The Prime Minister, Mr John Howard, announced on Sunday 30 August 1998 that an election for half the Senate and the House of Representatives would be held on Saturday 3 October 1998.
In the half Senate election, eligible electors in each State were choosing six Senators to serve a six year term. Electors in the two Territories were each voting for two Senators to serve a maximum three year term. This meant a total of 40 Senate vacancies were to be filled.
The 1998 federal election was also an election for the 148 vacancies in the House of Representatives. Electors in each of the 148 divisions were electing one Member to the House of Representatives to serve a maximum term of three years.
Electors in the Northern Territory were also to vote in a referendum on a proposal to grant statehood to the Territory. The referendum was not binding and was held to consult with Territory electors regarding their views of Statehood.
The writs for the 1998 federal election were issued on Monday 31 August 1998. The issue of the writ officially triggered the election process.
A total of eight separate writs were issued, one for the election of Senators in each State and Territory. The writ for the Senate election in each State was issued by the Governor of the State to that State's AEO; and the writs for the Senate election in the two Territories were both issued by the Governor-General to each Territory's AEO.
The writs for the House of Representatives elections were issued by the Governor-General to the Electoral Commissioner, who in turn advised each of the 148 DROs of the election. A total of eight writs were also issued for the House of Representatives election – one for all the Divisions in each State and Territory.
An election timetable is determined by the Constitution and the Commonwealth Electoral Act. The Act sets a minimum election period of 33 days and a maximum period of 58 days.
|Min. & max. period||1998 federal election dates|
|Expiry or dissolution of Parliament
The Prime Minister announces the dissolution of parliament and the intention to hold an election.
|Sunday 30 August 1998|
|Issue of writs
A writ commands an electoral officer to hold an election and contains dates for the close of rolls, close of nominations, polling day and the return of the writ. (Constitution s.12, 32) (the Act s.151)
|0–10 days||Monday 31 August 1998|
|Close of rolls
Electors have until 8pm, seven days after the writs are issued to enrol or update their details on the Commonwealth electoral roll. (the Act s.155)
|7–17 days||Monday 7 September 1998 (8pm)|
|Close of nominations

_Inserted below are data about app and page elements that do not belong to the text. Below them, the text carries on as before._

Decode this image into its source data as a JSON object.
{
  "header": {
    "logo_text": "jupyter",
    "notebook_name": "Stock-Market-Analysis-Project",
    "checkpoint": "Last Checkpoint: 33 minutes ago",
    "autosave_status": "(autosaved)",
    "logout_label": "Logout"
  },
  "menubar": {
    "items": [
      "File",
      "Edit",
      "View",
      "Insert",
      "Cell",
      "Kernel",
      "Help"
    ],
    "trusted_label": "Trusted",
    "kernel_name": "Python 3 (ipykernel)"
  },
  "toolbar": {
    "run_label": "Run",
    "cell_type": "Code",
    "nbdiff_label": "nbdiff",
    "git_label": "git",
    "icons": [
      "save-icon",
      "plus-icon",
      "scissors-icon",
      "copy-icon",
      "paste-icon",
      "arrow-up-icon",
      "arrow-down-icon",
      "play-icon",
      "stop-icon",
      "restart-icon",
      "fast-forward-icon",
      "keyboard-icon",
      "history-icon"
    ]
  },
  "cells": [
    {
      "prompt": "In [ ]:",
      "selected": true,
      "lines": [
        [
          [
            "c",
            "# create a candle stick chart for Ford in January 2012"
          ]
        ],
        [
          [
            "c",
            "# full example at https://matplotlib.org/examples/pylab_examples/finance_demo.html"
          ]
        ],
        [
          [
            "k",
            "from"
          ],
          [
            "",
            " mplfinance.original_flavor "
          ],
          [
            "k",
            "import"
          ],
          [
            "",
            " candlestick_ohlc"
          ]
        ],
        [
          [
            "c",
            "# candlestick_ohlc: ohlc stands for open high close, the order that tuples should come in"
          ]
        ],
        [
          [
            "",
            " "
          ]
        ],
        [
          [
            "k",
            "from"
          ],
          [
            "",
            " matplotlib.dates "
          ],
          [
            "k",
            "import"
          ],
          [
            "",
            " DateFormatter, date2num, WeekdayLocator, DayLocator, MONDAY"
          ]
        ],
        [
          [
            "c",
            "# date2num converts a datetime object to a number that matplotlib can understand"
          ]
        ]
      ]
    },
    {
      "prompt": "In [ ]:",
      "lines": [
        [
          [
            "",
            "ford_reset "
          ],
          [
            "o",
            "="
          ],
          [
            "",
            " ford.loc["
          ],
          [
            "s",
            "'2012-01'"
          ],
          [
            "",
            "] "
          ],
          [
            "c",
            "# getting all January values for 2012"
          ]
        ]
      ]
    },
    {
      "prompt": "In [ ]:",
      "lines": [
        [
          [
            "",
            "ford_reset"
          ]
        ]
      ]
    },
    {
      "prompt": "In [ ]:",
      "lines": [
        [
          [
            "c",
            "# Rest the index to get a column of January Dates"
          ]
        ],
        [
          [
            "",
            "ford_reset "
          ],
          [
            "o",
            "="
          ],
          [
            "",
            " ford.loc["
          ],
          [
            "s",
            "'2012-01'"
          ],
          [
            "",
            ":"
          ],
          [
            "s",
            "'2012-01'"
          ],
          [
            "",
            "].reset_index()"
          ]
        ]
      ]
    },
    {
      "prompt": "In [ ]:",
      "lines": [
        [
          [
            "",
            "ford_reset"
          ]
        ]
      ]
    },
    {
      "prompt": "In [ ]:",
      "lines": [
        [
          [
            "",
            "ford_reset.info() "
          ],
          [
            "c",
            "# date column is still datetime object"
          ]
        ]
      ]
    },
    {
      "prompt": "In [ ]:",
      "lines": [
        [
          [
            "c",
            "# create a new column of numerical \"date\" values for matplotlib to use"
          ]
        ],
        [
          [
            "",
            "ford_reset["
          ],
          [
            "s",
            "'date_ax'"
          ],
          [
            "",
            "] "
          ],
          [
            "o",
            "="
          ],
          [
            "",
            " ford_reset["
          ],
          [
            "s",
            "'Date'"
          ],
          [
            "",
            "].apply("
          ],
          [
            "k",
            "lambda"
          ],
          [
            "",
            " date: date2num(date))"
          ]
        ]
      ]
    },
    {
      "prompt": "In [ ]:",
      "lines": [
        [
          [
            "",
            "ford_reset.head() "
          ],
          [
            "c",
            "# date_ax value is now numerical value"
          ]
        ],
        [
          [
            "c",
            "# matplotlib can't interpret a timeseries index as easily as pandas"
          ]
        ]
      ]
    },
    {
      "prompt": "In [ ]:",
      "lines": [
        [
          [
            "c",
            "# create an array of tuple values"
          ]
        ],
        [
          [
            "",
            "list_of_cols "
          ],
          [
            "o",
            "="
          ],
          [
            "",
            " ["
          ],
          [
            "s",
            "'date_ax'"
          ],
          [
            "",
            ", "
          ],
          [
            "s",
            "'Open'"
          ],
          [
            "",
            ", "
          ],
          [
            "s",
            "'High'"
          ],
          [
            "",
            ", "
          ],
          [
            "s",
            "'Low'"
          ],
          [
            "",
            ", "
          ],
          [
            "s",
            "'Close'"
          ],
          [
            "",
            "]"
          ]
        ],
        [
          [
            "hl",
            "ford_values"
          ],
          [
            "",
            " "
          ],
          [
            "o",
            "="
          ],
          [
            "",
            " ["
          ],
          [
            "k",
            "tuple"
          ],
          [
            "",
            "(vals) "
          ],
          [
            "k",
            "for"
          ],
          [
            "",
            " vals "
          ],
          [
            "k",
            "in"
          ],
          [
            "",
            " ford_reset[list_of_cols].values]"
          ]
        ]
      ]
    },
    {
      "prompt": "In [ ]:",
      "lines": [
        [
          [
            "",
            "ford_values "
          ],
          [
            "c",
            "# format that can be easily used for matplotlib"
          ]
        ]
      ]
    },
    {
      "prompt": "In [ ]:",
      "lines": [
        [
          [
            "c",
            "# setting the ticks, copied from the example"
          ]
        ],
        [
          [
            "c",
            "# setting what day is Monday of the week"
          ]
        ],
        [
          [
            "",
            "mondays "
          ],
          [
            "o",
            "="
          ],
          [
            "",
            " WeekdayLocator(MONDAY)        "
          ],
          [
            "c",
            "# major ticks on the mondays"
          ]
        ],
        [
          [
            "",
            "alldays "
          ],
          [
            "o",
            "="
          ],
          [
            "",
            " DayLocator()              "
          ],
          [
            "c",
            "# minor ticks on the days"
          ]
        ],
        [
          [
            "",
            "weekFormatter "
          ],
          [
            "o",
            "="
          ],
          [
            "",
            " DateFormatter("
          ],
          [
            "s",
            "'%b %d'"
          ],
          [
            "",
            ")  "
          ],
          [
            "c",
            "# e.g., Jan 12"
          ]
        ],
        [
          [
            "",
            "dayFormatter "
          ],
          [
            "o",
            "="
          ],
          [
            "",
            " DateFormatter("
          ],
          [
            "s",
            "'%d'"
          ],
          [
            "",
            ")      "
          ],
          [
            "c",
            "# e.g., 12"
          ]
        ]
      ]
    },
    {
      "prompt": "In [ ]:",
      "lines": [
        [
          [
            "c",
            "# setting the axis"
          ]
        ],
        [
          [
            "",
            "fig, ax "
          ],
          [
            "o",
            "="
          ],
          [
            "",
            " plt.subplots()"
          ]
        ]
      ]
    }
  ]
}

It is not possible to nominate as a candidate for election until the writs have been issued. Candidates must nominate by 12 noon on the date specified on the writs as close of nominations. (the Act s.156)
|10–37 days||Thursday, 10 September 1998 (12 noon)|
|Declaration of nominations
The public announcement of nominations received followed by a draw for positions on the ballot paper, 24 hours after the close of nominations. (the Act s.176)
|11–38 days||Friday, 11 September 1998 (12 noon)|
The day on which the majority of electors cast their vote at a polling place. It must be a Saturday and at least 33 days after the issue of the writs. (the Act s.157)
|33–68 days||Saturday, 3 October 1998 (8am to 6pm)|
|Return of writs
After the Senate polls are declared, the AEO for each State and Territory returns the writ endorsed with the names of the successful candidates to the State Governor (or Governor-General in the case of the Territories).
For the House of Representatives, the Electoral Commissioner endorses on the writ the name of each candidate elected for each Division and returns the writs to the Governor-General.
Writs must be returned within 100 days of their issue. (the Act s.159)
|Meeting of Parliament
The new Parliament must meet within 30 days of the day appointed for the return of the writs. (Constitution s.5)
|140 days||The 39th parliament met for the first time on 10 November 1998.|
For the first time:
Other points of interest: